Give the listing again, word for word, and let no picture into it.
============
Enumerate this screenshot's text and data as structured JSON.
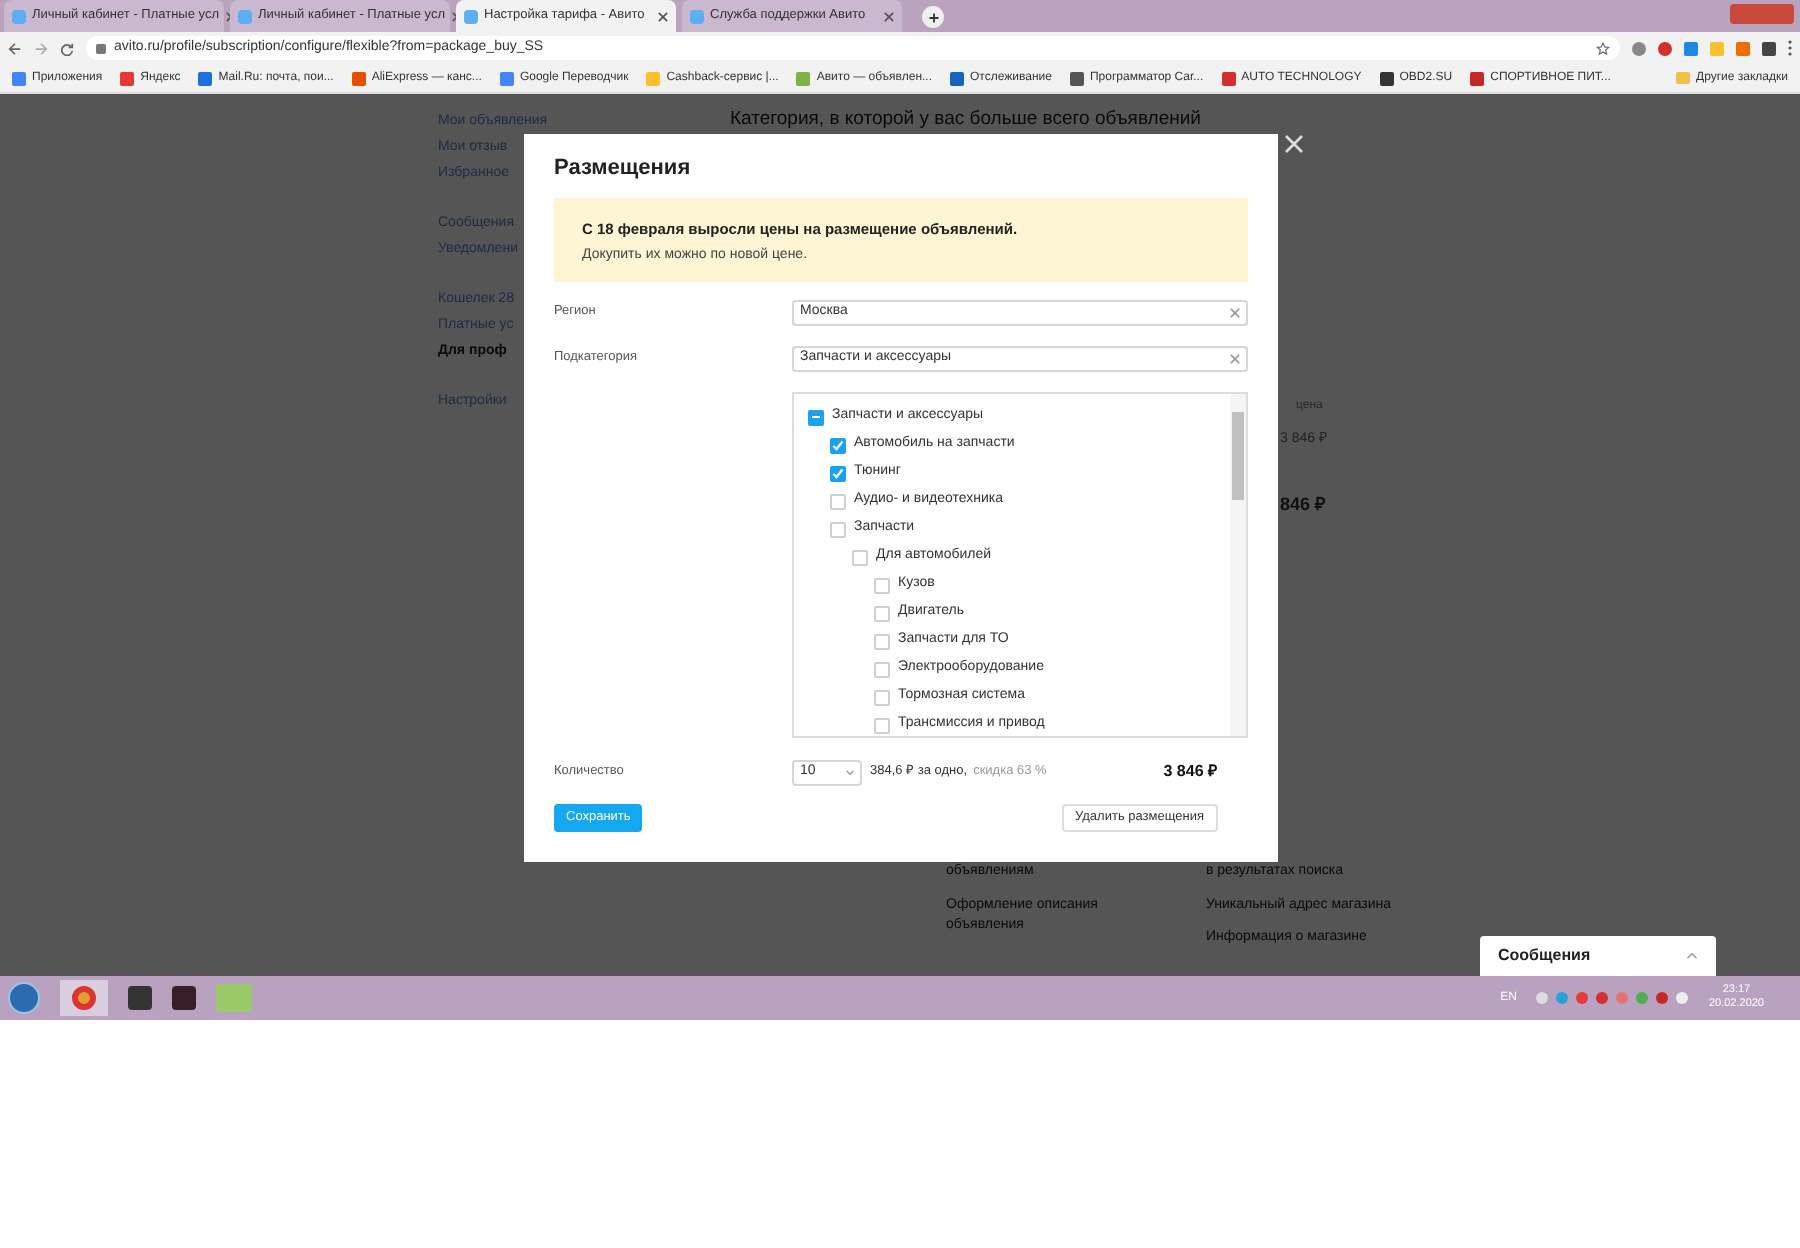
{
  "browser": {
    "tabs": [
      {
        "title": "Личный кабинет - Платные усл",
        "selected": false
      },
      {
        "title": "Личный кабинет - Платные усл",
        "selected": false
      },
      {
        "title": "Настройка тарифа - Авито",
        "selected": true
      },
      {
        "title": "Служба поддержки Авито",
        "selected": false
      }
    ],
    "url": "avito.ru/profile/subscription/configure/flexible?from=package_buy_SS",
    "bookmarks": [
      {
        "label": "Приложения"
      },
      {
        "label": "Яндекс"
      },
      {
        "label": "Mail.Ru: почта, пои..."
      },
      {
        "label": "AliExpress — канс..."
      },
      {
        "label": "Google Переводчик"
      },
      {
        "label": "Cashback-сервис |..."
      },
      {
        "label": "Авито — объявлен..."
      },
      {
        "label": "Отслеживание"
      },
      {
        "label": "Программатор Car..."
      },
      {
        "label": "AUTO TECHNOLOGY"
      },
      {
        "label": "OBD2.SU"
      },
      {
        "label": "СПОРТИВНОЕ ПИТ..."
      }
    ],
    "other_bookmarks": "Другие закладки"
  },
  "background": {
    "nav": [
      {
        "label": "Мои объявления",
        "bold": false
      },
      {
        "label": "Мои отзыв",
        "bold": false
      },
      {
        "label": "Избранное",
        "bold": false
      },
      {
        "label": "Сообщения",
        "bold": false
      },
      {
        "label": "Уведомлени",
        "bold": false
      },
      {
        "label": "Кошелек 28",
        "bold": false
      },
      {
        "label": "Платные ус",
        "bold": false
      },
      {
        "label": "Для проф",
        "bold": true
      },
      {
        "label": "Настройки",
        "bold": false
      }
    ],
    "heading": "Категория, в которой у вас больше всего объявлений",
    "price_label": "цена",
    "price": "3 846 ₽",
    "total": "846 ₽",
    "features_left": [
      "объявлениям",
      "Оформление описания объявления"
    ],
    "features_right": [
      "в результатах поиска",
      "Уникальный адрес магазина",
      "Информация о магазине"
    ]
  },
  "modal": {
    "title": "Размещения",
    "notice": {
      "headline": "С 18 февраля выросли цены на размещение объявлений.",
      "text": "Докупить их можно по новой цене."
    },
    "region": {
      "label": "Регион",
      "value": "Москва"
    },
    "subcategory": {
      "label": "Подкатегория",
      "value": "Запчасти и аксессуары"
    },
    "tree": [
      {
        "label": "Запчасти и аксессуары",
        "checked": false,
        "partial": true,
        "children": [
          {
            "label": "Автомобиль на запчасти",
            "checked": true,
            "partial": false
          },
          {
            "label": "Тюнинг",
            "checked": true,
            "partial": false
          },
          {
            "label": "Аудио- и видеотехника",
            "checked": false,
            "partial": false
          },
          {
            "label": "Запчасти",
            "checked": false,
            "partial": false,
            "children": [
              {
                "label": "Для автомобилей",
                "checked": false,
                "partial": false,
                "children": [
                  {
                    "label": "Кузов",
                    "checked": false,
                    "partial": false
                  },
                  {
                    "label": "Двигатель",
                    "checked": false,
                    "partial": false
                  },
                  {
                    "label": "Запчасти для ТО",
                    "checked": false,
                    "partial": false
                  },
                  {
                    "label": "Электрооборудование",
                    "checked": false,
                    "partial": false
                  },
                  {
                    "label": "Тормозная система",
                    "checked": false,
                    "partial": false
                  },
                  {
                    "label": "Трансмиссия и привод",
                    "checked": false,
                    "partial": false
                  }
                ]
              }
            ]
          }
        ]
      }
    ],
    "quantity": {
      "label": "Количество",
      "value": "10",
      "unit_price": "384,6 ₽ за одно,",
      "discount": "скидка 63 %",
      "total": "3 846 ₽"
    },
    "save_button": "Сохранить",
    "delete_button": "Удалить размещения"
  },
  "messages_widget": {
    "title": "Сообщения"
  },
  "taskbar": {
    "language": "EN",
    "time": "23:17",
    "date": "20.02.2020"
  }
}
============
[EXERCISE ANSWER]
Enumerate this screenshot's text and data as structured JSON.
{
  "browser": {
    "tabs": [
      {
        "title": "Личный кабинет - Платные усл",
        "selected": false
      },
      {
        "title": "Личный кабинет - Платные усл",
        "selected": false
      },
      {
        "title": "Настройка тарифа - Авито",
        "selected": true
      },
      {
        "title": "Служба поддержки Авито",
        "selected": false
      }
    ],
    "url": "avito.ru/profile/subscription/configure/flexible?from=package_buy_SS",
    "bookmarks": [
      {
        "label": "Приложения"
      },
      {
        "label": "Яндекс"
      },
      {
        "label": "Mail.Ru: почта, пои..."
      },
      {
        "label": "AliExpress — канс..."
      },
      {
        "label": "Google Переводчик"
      },
      {
        "label": "Cashback-сервис |..."
      },
      {
        "label": "Авито — объявлен..."
      },
      {
        "label": "Отслеживание"
      },
      {
        "label": "Программатор Car..."
      },
      {
        "label": "AUTO TECHNOLOGY"
      },
      {
        "label": "OBD2.SU"
      },
      {
        "label": "СПОРТИВНОЕ ПИТ..."
      }
    ],
    "other_bookmarks": "Другие закладки"
  },
  "background": {
    "nav": [
      {
        "label": "Мои объявления",
        "bold": false
      },
      {
        "label": "Мои отзыв",
        "bold": false
      },
      {
        "label": "Избранное",
        "bold": false
      },
      {
        "label": "Сообщения",
        "bold": false
      },
      {
        "label": "Уведомлени",
        "bold": false
      },
      {
        "label": "Кошелек 28",
        "bold": false
      },
      {
        "label": "Платные ус",
        "bold": false
      },
      {
        "label": "Для проф",
        "bold": true
      },
      {
        "label": "Настройки",
        "bold": false
      }
    ],
    "heading": "Категория, в которой у вас больше всего объявлений",
    "price_label": "цена",
    "price": "3 846 ₽",
    "total": "846 ₽",
    "features_left": [
      "объявлениям",
      "Оформление описания объявления"
    ],
    "features_right": [
      "в результатах поиска",
      "Уникальный адрес магазина",
      "Информация о магазине"
    ]
  },
  "modal": {
    "title": "Размещения",
    "notice": {
      "headline": "С 18 февраля выросли цены на размещение объявлений.",
      "text": "Докупить их можно по новой цене."
    },
    "region": {
      "label": "Регион",
      "value": "Москва"
    },
    "subcategory": {
      "label": "Подкатегория",
      "value": "Запчасти и аксессуары"
    },
    "tree": [
      {
        "label": "Запчасти и аксессуары",
        "checked": false,
        "partial": true,
        "children": [
          {
            "label": "Автомобиль на запчасти",
            "checked": true,
            "partial": false
          },
          {
            "label": "Тюнинг",
            "checked": true,
            "partial": false
          },
          {
            "label": "Аудио- и видеотехника",
            "checked": false,
            "partial": false
          },
          {
            "label": "Запчасти",
            "checked": false,
            "partial": false,
            "children": [
              {
                "label": "Для автомобилей",
                "checked": false,
                "partial": false,
                "children": [
                  {
                    "label": "Кузов",
                    "checked": false,
                    "partial": false
                  },
                  {
                    "label": "Двигатель",
                    "checked": false,
                    "partial": false
                  },
                  {
                    "label": "Запчасти для ТО",
                    "checked": false,
                    "partial": false
                  },
                  {
                    "label": "Электрооборудование",
                    "checked": false,
                    "partial": false
                  },
                  {
                    "label": "Тормозная система",
                    "checked": false,
                    "partial": false
                  },
                  {
                    "label": "Трансмиссия и привод",
                    "checked": false,
                    "partial": false
                  }
                ]
              }
            ]
          }
        ]
      }
    ],
    "quantity": {
      "label": "Количество",
      "value": "10",
      "unit_price": "384,6 ₽ за одно,",
      "discount": "скидка 63 %",
      "total": "3 846 ₽"
    },
    "save_button": "Сохранить",
    "delete_button": "Удалить размещения"
  },
  "messages_widget": {
    "title": "Сообщения"
  },
  "taskbar": {
    "language": "EN",
    "time": "23:17",
    "date": "20.02.2020"
  }
}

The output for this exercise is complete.